Psych! I already early voted, which I'll discuss in my next political post.
Yes, there is an 'Aquaman' dildo you can buy
33 minutes ago
'I don't care about his beer, I care about his intelligence.'
'We've had many democratic presidents, and we will still have our guns.'
'He is brilliant. And he's not an elitist, though he has the education to be.'
'We need to build the economy from the bottom up, none of this trickle down business. Just because you're white and southern don't mean you have to vote Republican.'
'I like boobs and so does Obama.'
'McCain wants Cold Wars. Obama wants cold nipples.'
'Obama supports the economy and breasts. He'll use his head for both.'
Operator: 911. State your emergency.
ET: Well, it's not an emergency but do you know why this country would elect old, Puritan, elitist idiots again?
Operator: Sir, are you calling 911 to complain about politics?
ET: Fuck you.
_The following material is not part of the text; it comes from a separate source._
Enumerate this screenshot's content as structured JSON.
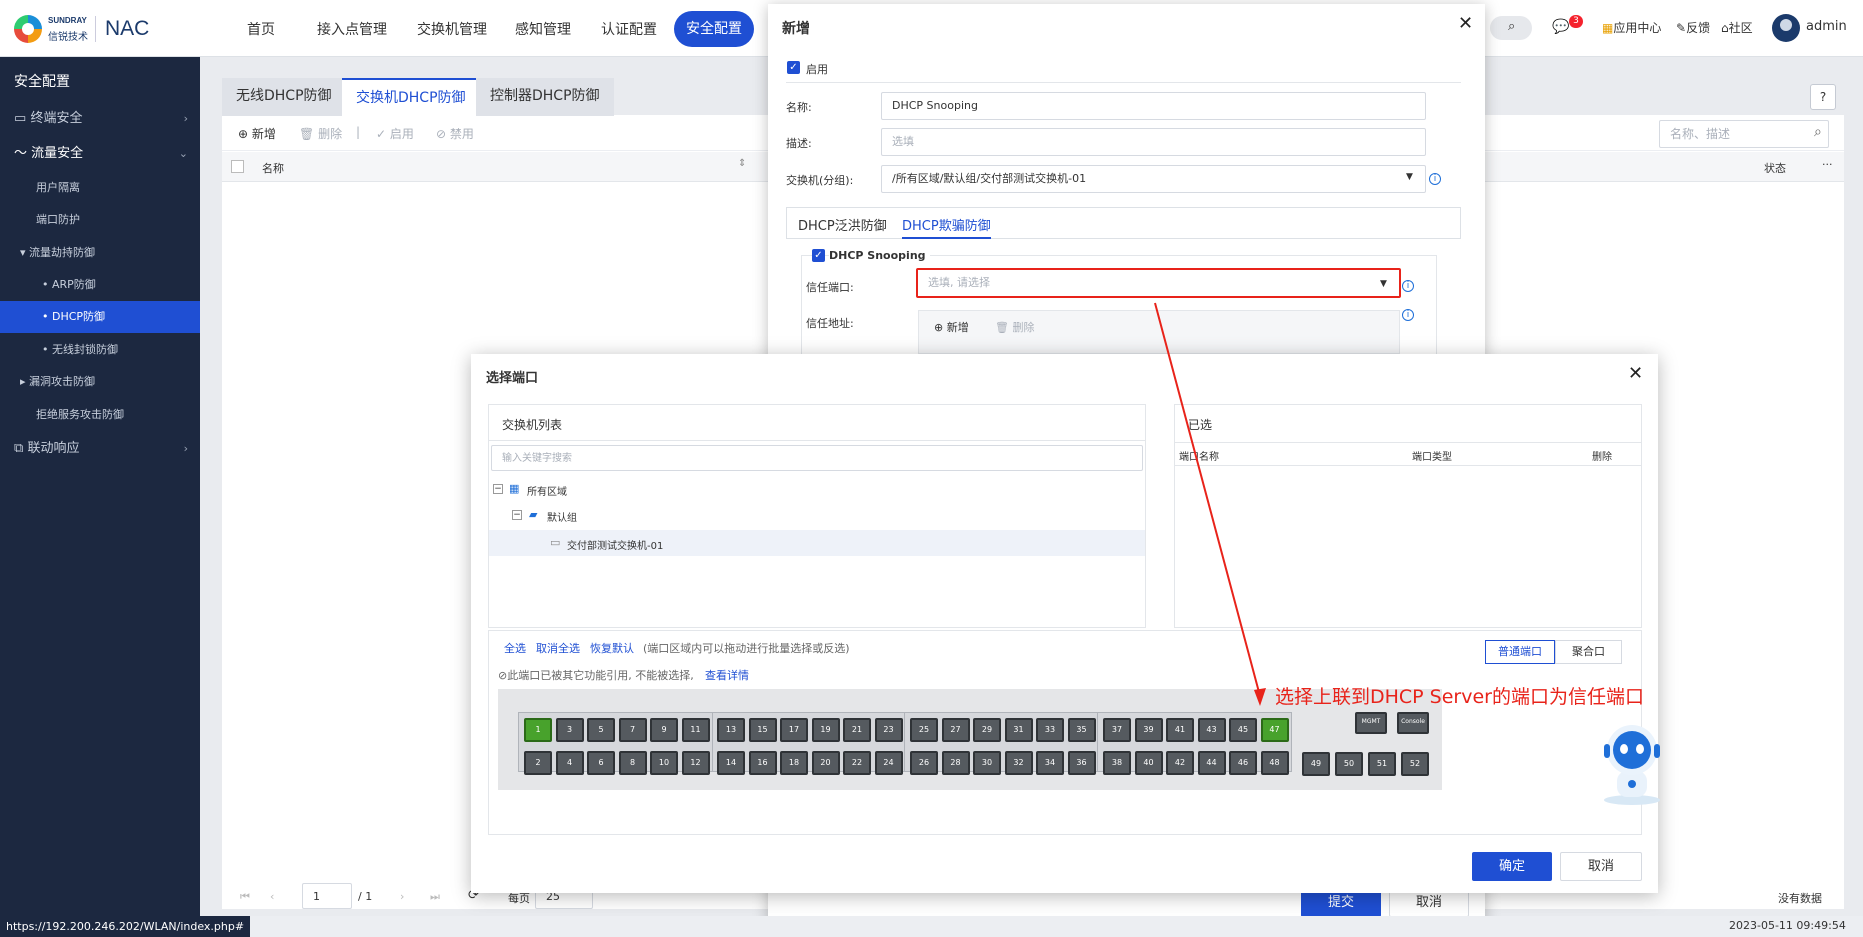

“I look at these people and can't quite believe that they exist. Are they professional actors? I wonder. Or are they simply laymen who want a lot of attention? To put them in perspective, I think of being on an airplane. The flight attendant comes down the aisle with her food cart and, eventually, parks it beside my seat. "Can I interest you in the chicken?" she asks. "Or would you prefer the platter of shit with bits of broken glass in it? To be undecided in this election is to pause for a moment and then ask how the chicken is cooked."
"Since early spring, maybe late winter, there's just been an increase, and I believe it might have something to do with the economy," he says. "A lot of the Wall Streeters use sex as a way to cope with stress. Bankers do tend to rely on pretty unhealthy ways of coping with stress - drugs, sex.
The study's lab tests on 10 brands of bottled water detected 38 chemicals including bacteria, caffeine, the pain reliever acetaminophen, fertilizer, solvents, plastic-making chemicals and the radioactive element strontium. Though some probably came from tap water that some companies use for their bottled water, other contaminants probably leached from plastic bottles, the researchers said.
A legislative committee investigating Alaska Gov. Sarah Palin has found she unlawfully abused her authority in firing the state's public safety commissioner. The investigative report concludes that a family grudge wasn't the sole reason for firing Public Safety Commissioner Walter Monegan but says it likely was a contributing factor. The Republican vice presidential nominee has been accused of firing a commissioner to settle a family dispute. Palin supporters have called the investigation politically motivated. Monegan says he was dismissed as retribution for resisting pressure to fire a state trooper involved in a bitter divorce with the governor's sister. Palin says Monegan was fired as part of a legitimate budget dispute.
The general co-chairman of John McCain’s presidential campaign, former Sen. Phil Gramm (R-Texas), led the charge in 1999 to repeal a Depression-era banking regulation law.
Gramm’s role in the swift and dramatic recent restructuring of the nation’s investment houses and practices didn’t stop there. A year after the Gramm-Leach-Bliley Act repealed the old regulations, Swiss Bank UBS gobbled [merged with] up brokerage house Paine Weber. Two years later, Gramm settled in as a vice chairman of UBS’s new investment banking arm.
Later, he became a major player in its government affairs operation. According to federal lobbying disclosure records, Gramm lobbied Congress, the Federal Reserve and the Treasury Department about banking and mortgage issues in 2005 and 2006. During those years, the mortgage industry pressed Congress to roll back strong state rules that sought to stem the rise of predatory tactics used by lenders and brokers to place homeowners in high-cost mortgages.
For his work, Gramm and two other lobbyists collected $750,000 in fees from UBS’s American subsidiary. In the past year, UBS has written down more than $18 billion in exposure to subprime loans and other risky securities and is considering cutting as many as 8,000 jobs.
Apparently immune to all the [economic] turbulence was Iraq . The government has little if any investments in the institutions affected by the crisis and a barely functioning stock market. Most Iraqis keep their money in their homes rather than trust banks.
"We don't believe it will affect our bank balance," said Minister of Industry Fawzi Hariri . "In the short term we'll be one of the least affected nations."
The Iraqi government has more than $25 billion in cash reserves. Even with oil prices dropping below $90 a barrel, the Iraqis forecast oil revenues to be in the neighborhood of $80 billion .